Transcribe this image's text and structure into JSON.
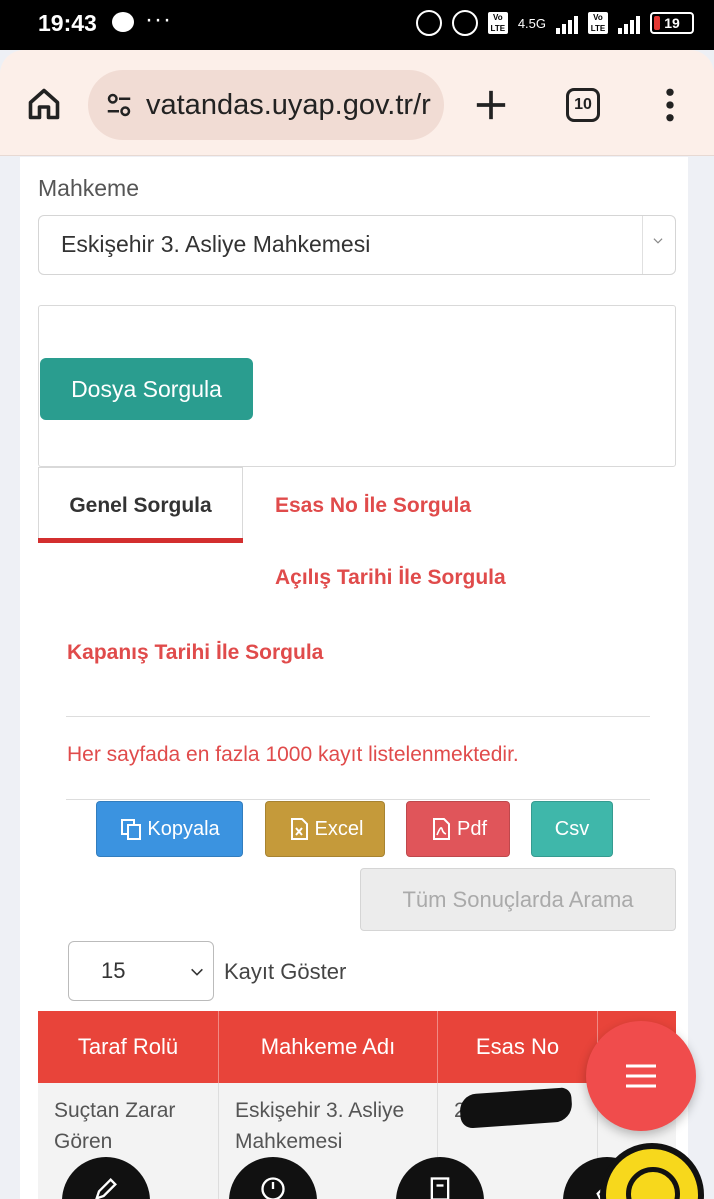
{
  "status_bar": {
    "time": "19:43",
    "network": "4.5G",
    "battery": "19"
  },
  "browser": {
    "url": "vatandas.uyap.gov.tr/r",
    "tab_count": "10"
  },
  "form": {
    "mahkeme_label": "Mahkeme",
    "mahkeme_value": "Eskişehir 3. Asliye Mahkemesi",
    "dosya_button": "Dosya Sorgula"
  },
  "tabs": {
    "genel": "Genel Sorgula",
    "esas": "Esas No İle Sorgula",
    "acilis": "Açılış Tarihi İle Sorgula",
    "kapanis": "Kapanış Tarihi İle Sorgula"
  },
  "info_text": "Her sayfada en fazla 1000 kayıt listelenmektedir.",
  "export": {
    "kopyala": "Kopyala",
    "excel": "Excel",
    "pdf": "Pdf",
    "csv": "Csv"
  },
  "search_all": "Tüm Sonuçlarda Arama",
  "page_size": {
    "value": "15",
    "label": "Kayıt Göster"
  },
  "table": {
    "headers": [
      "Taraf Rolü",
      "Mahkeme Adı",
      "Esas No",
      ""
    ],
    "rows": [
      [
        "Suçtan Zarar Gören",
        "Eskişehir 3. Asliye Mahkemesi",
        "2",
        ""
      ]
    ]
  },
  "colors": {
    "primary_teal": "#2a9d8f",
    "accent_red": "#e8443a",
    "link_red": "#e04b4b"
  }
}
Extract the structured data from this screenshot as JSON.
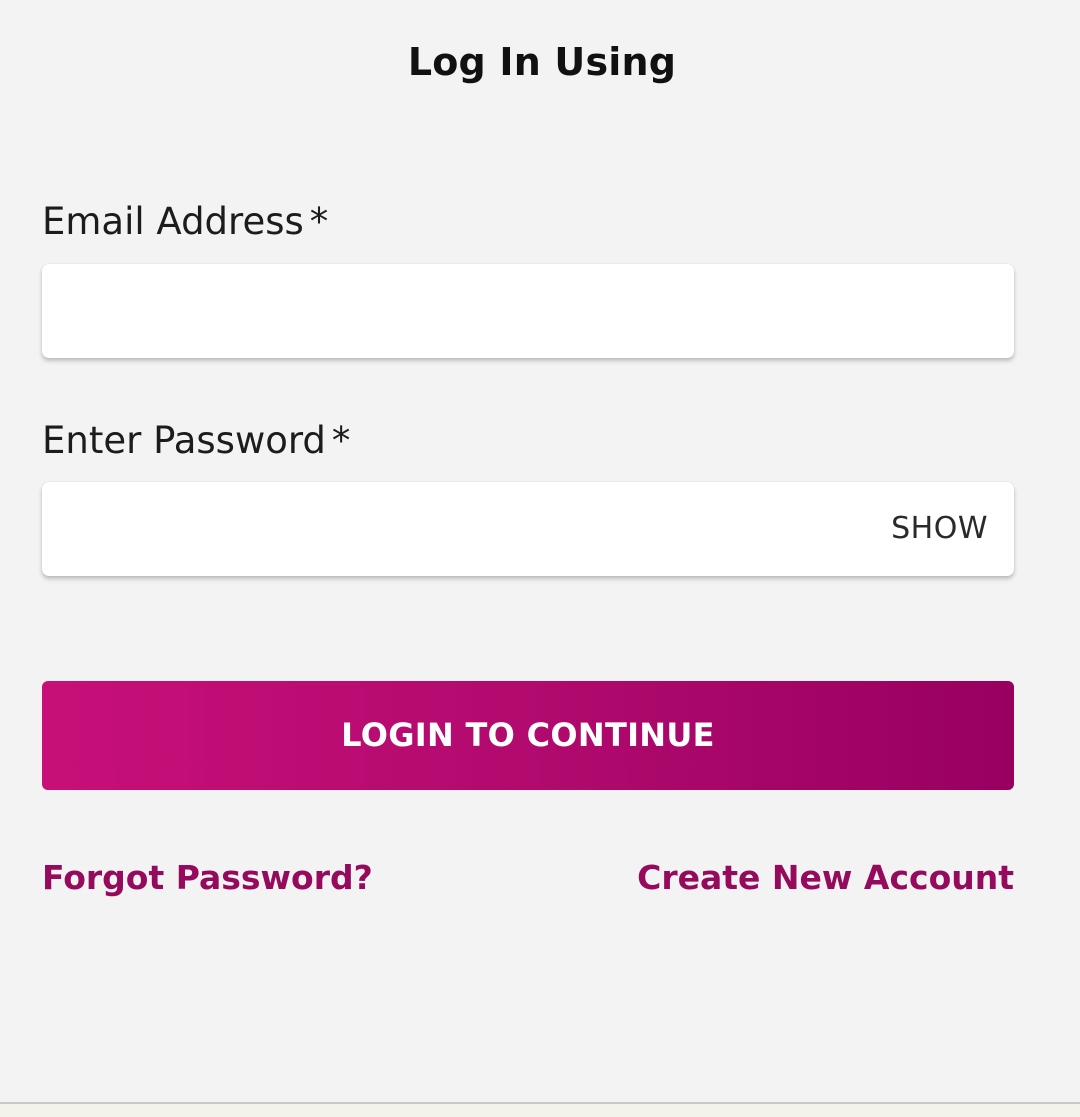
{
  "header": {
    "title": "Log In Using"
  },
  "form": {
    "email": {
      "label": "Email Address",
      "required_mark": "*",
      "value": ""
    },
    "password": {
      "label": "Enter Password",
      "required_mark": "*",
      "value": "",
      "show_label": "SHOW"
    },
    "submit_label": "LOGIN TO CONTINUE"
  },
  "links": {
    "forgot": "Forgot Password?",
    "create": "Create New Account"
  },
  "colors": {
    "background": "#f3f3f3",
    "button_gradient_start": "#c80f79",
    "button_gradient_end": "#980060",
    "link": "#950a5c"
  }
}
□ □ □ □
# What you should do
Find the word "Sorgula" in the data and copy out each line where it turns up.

# Exercise response
    "dosya_button": "Dosya Sorgula"
    "genel": "Genel Sorgula",
    "esas": "Esas No İle Sorgula",
    "acilis": "Açılış Tarihi İle Sorgula",
    "kapanis": "Kapanış Tarihi İle Sorgula"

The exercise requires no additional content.